I have seen people follow every upsetting piece of political news like it’s their job, and are so effected by it they are unable to sleep or enjoy themselves anymore, becoming almost debilitated by their outrage. And that’s it. I wish I could say that their anger drives them to do something for the greater good, but other than angry rants and arguments on social media, that’s where the story ends.

Even those who join in the occasional march, or phone their congressmen about particularly controversial issues do not seem to recognize that constantly reading inflammatory news items and engaging in comment section debate is nothing more than offering up their emotional energy as the sacrificial lamb.

While it’s true that anger can fuel movements for good, letting these feelings of anger, sadness, disgust, fear and animosity wash over us on a regular basis for no other reason than to feel them, seems to me to be indicative of a problem.

Once, after expressing to my mom that trying to follow conversations about current socio-political issues was making me feel angry instead of empathetic, she told me that I needn’t feel bad for opting out of these rage-fueled discussions. What she said always stuck with me — that if I let the anger of the masses dim my own light, then I have less positive energy to put out. Even if you aren’t into energy in the spiritual sense, the principle holds true whether you look at it as mental energy, emotional energy, or even physical energy.

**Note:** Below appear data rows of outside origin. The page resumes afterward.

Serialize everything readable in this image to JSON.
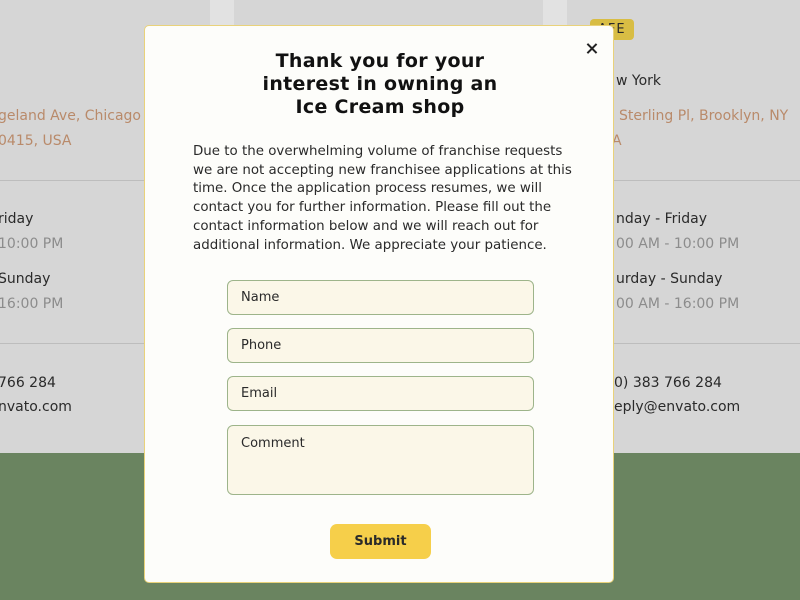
{
  "background": {
    "left_column": {
      "address_line1": "geland Ave, Chicago",
      "address_line2": "0415, USA",
      "hours": [
        {
          "days": "riday",
          "time": "10:00 PM"
        },
        {
          "days": "Sunday",
          "time": "16:00 PM"
        }
      ],
      "phone": "766 284",
      "email": "nvato.com"
    },
    "right_column": {
      "badge": "AFE",
      "city": "w York",
      "address_line1": "Sterling Pl, Brooklyn, NY",
      "address_line2": "A",
      "hours": [
        {
          "days": "nday - Friday",
          "time": "00 AM - 10:00 PM"
        },
        {
          "days": "urday - Sunday",
          "time": "00 AM - 16:00 PM"
        }
      ],
      "phone": "0) 383 766 284",
      "email": "eply@envato.com"
    }
  },
  "modal": {
    "title_line1": "Thank you for your",
    "title_line2": "interest in owning an",
    "title_line3": "Ice Cream shop",
    "body": "Due to the overwhelming volume of franchise requests we are not accepting new franchisee applications at this time. Once the application process resumes, we will contact you for further information. Please fill out the contact information below and we will reach out for additional information. We appreciate your patience.",
    "fields": {
      "name_placeholder": "Name",
      "phone_placeholder": "Phone",
      "email_placeholder": "Email",
      "comment_placeholder": "Comment"
    },
    "submit_label": "Submit",
    "close_icon": "close-icon"
  },
  "colors": {
    "accent_yellow": "#f6cf4a",
    "field_border": "#9db48a",
    "green_band": "#6a8460",
    "address_orange": "#b98a6a"
  }
}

If you find yourself being sucked into, or even seeking out angry exchanges online, ask yourself why. If you want to be a positive force for something you believe in, online arguing is probably the least effective tool you have. So then what is it that draws you in? If you allow yourself to ponder this question honestly, you may start to identify a “jonesing” for a righteous anger fix. What makes me think so? My recognition of my own feelings of moral superiority and anger that I felt myself begin to crave. It can happen to any of us; it probably happens to most of us at some point. The key is to identify it, and learn to walk away.